A 22-year-old man is the youngest person in Pinellas County to die as a result of COVID-19.
The man’s death was reported June 25 by the Florida Department of Health, which did not provide any additional identifying information.
He’s one of 83 people in Florida age 44 or younger who have died of the virus through June 27, according to the health department.
That’s about one-tenth of one percent of the total 77,284 people in that age group who have tested positive for COVID-19 since early March.
But the 83 deaths among younger people is also more than double the number of younger people who had died as of May 4, when there were 39 deaths among people 44 and younger. May 4 is the date that Florida began reopening businesses that were shut down or had operations curtailed in an effort to slow the spread of the virus.
On Friday, as newly confirmed cases of COVID-19 in Florida hit a new one-day record, the state suspended on-premise consumption of alcohol in bars but Florida Gov. Ron DeSantis said no further actions to slow the spread are planned right now.
“We’re in good shape in terms of what we’re doing,” DeSantis said at a news conference at a hospital in Pensacola Sunday.
Restricting alcohol sales “was mostly a matter of administration. There was no way to ensure compliance,” he said. He said he would rather see businesses open and complying with regulations. “At the end of the day, my view is I’d rather have those places open and complying because I think that’s less risky than what a lot of the young people will end up doing. They’re still going to do things most likely, and may end up doing things in ways that are even more risky.”
Young people primarily are responsible for the dramatic increase in confirmed COVID-19 cases over the past several days. That’s likely due to socializing such as graduation parties, DeSantis said.
Compared to older individuals, people age 44 and younger are less likely to have severe consequence from the virus, he said.
“They’re much less likely to see significant clinical outcomes, much less likely to be hospitalized and way, way less likely to suffer a fatality. And yes those fatalities are not all caused by COVID. They are fatalities with COVID, so it does include more than just ones with that,” DeSantis said. “But still, even with that, you still see the numbers in those younger age groups compared to the number of positive tests very, very, very low fatality rates.”
The officials at Ascension Sacred Heart Hospital who joined DeSantis at the news conference agreed they are seeing an uptick in younger people with confirmed cases of COVID-19. One of them, Dr. Jason Foland, medical director of the pediatric intensive care unit at the hospital, offered a theory that he said has not yet been confirmed that younger people are suffering from a less aggressive strain of the virus.
“If you get very sick very quickly with an aggressive strain, you are not out in the community and you’re not spreading it. But if you have symptoms much like the common cold you are spreading it all over the place,” Foland said.

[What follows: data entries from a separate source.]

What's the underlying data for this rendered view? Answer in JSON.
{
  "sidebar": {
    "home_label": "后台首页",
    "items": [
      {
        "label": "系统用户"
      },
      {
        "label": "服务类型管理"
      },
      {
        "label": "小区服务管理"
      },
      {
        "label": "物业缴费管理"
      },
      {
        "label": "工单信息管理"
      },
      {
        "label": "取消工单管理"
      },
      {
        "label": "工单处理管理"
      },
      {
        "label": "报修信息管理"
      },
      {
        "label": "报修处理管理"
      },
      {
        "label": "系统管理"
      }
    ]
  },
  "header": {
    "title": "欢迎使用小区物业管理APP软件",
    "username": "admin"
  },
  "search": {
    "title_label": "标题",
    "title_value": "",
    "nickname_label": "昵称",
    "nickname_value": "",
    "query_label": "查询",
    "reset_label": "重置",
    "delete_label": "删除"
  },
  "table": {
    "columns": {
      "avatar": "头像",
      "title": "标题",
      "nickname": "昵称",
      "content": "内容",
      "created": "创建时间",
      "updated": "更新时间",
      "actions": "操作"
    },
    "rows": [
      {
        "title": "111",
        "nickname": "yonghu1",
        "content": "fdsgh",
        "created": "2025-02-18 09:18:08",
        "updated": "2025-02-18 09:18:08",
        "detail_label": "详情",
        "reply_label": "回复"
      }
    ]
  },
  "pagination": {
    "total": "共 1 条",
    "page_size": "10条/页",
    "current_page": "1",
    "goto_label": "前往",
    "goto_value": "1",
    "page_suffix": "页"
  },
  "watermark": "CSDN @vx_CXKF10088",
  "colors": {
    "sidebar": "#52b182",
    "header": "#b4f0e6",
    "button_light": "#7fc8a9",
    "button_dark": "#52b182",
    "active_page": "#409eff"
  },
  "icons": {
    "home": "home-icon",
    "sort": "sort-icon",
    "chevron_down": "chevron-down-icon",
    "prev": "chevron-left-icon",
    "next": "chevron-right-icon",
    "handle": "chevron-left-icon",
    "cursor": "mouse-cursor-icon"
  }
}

Given the rising numbers of cases, DeSantis was asked about the plan to hold the Republican National Convention in Jacksonville in late August.
“We’re in a dynamic situation. They know that. But I think we’ll be fine by that time. It’s a couple of months away and we look forward to seeing that,” he said.
Here are the latest numbers for Florida and Pinellas County as of Sunday, June 28:
• Florida total confirmed cases: 141,075
• Florida confirmed deaths:3,518
• Pinellas County total confirmed cases: 6,020
• Pinellas County confirmed deaths: 154